***UPDATE Sept. 4: Nickelodeon removes Made by Maddie from schedule; article updated with statement from Nickelodeon.
In what should have been a positive moment for onscreen diversity in animation, Nick Jr. revealed its new CG-animated preschool series Made By Maddie on Monday — which centers on a young Black girl who uses her love of fashion to solve problems — but fans online instead felt like they were seeing double. Twitter users quickly pointed out the similarity of Maddie and her family’s character designs to Matthew A. Cherry’s acclaimed, Oscar-winning 2D short Hair Love, which started with a groundswell Kickstarter campaign and is now being turned into its own series for HBO Max.
— ❥ (@softblackgirls) September 2, 2020
While the short and upcoming Young Love series are thematically different from the Nick Jr. series, which is created by kids’ content veteran Paula Rosenthal and produced by Silvergate Media (The Octonauts, Sunny Day), the characters bear striking similarities. Both families comprise a little daughter wearing her hair in an updo with a pink accessory, a mom with natural curls and a dad with dreadlocks. There are small differences (for example, Hair Love‘s Zuri wears a bow, Maddie wears a tied headband), but even Cherry raised a virtual eyebrow at Maddie’s grey-and-white cat.
“It’s wild. Coulda been a dog, fish, anything,” the director wrote in a Twitter exchange with writer/comedian/actress Quinta Brunson (A Black Lady Sketch Show).
Online commentators repeatedly expressed that the studio appeared to be profiting off the original work of Black artists without hiring Black creatives (Maddie and her family are all voiced by Black actors, but how many BIPOC worked on the show is an open question). Many also expressed that they had initially thought Cherry was involved in the show.
A representative of Nickelodeon reached out to Animation Magazine Friday morning with a statement from the network, breaking the news that Made by Maddie has been pulled from Nick’s programming schedule for the time being:

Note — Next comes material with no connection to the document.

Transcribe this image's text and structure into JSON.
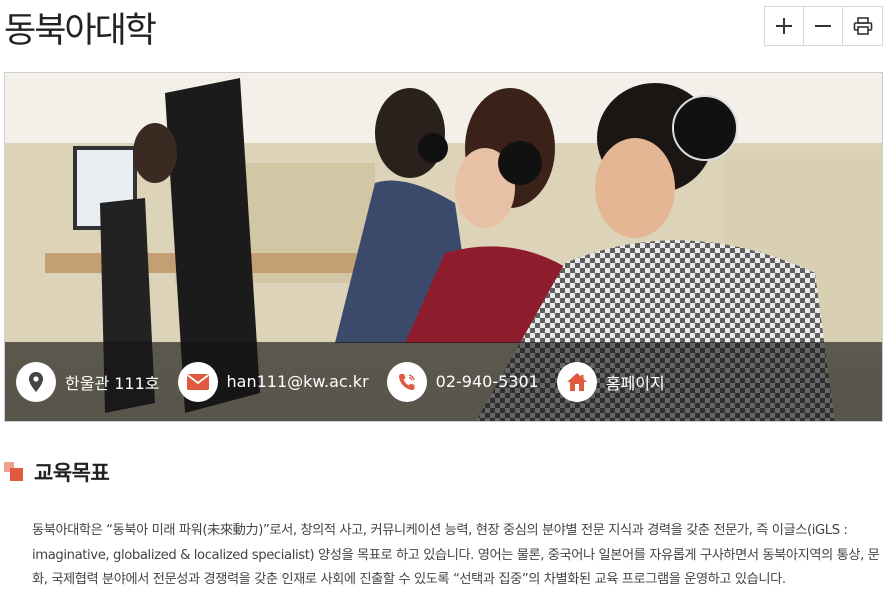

“Made by Maddie is a show we acquired several years ago from Silvergate Media, a renowned production company we have previously worked with on other series. Since announcing the show’s premiere date this week, we have been listening closely to the commentary, criticism and concern coming from both viewers and members of the creative community.
“In response, and out of respect to all voices in the conversation, we are removing the show from our schedule as we garner further insight into the creative journey of the show. We are grateful to Silvergate Media for all of their work. And we hold Matthew A. Cherry and the wonderful and inspiring Hair Love in the highest regard.”
Made by Maddie was initially announced as Fashion Ally in 2018, with no mention of Black lead characters — although a Black family was at the core of the concept by September 2017 according to a script excerpt and character descriptions provided to Los Angeles Times by Silvergate. These include reference for the dad’s look being inspired by Black List founder Franklin Leonard. The studio also provided the Times with sketches of the whole family (and cat) dated September, October and November 2018, and another un-timestamped image of Ally/Maddie which they say is from 2015.
The Kickstarter for Hair Love, featuring character art by author-illustrator Vashti Harrison, launched in July 2017, with production beginning January 2018 after a record-breaking fundraising campaign. Cherry and co-director Everett Downing Jr.’s story of a Black father struggling to tame his daughter’s hair — which seems to have a mind of its own — won over animation icons Bruce W. Smith (Proud Family creator), Peter Ramsey (Spider-Man: Into the Spider-Verse co-director) and animator Frank Abney, who came on board as exec producers, and viral buzz helped the short get picked up by Sony Pictures Animation in 2019, produced by Karen Rupert Toliver. Lion Forge Animation — the toon division of the pioneering Black-owned comics studio — soon joined as a co-producer, making the short its debut project. The film debuted in front of SPA’s The Angry Birds Movie 2 in August the same year.
This isn’t the first time that a copycat controversy has affected the animation community, and certainly won’t be the last — especially as a more connected world allows fans to sniff out international imitators and artists have not only a platform to defend their creations, but plenty of easily found receipts. But in a year that has seen a surge in the Black Lives Matter movement and greater pushes for inclusive, diverse storytelling and representation — as when voice actors stepped away from voicing Black characters earlier this year — one wonders how fashion-focused Maddie will fix this bad look.
[H/T LA Times]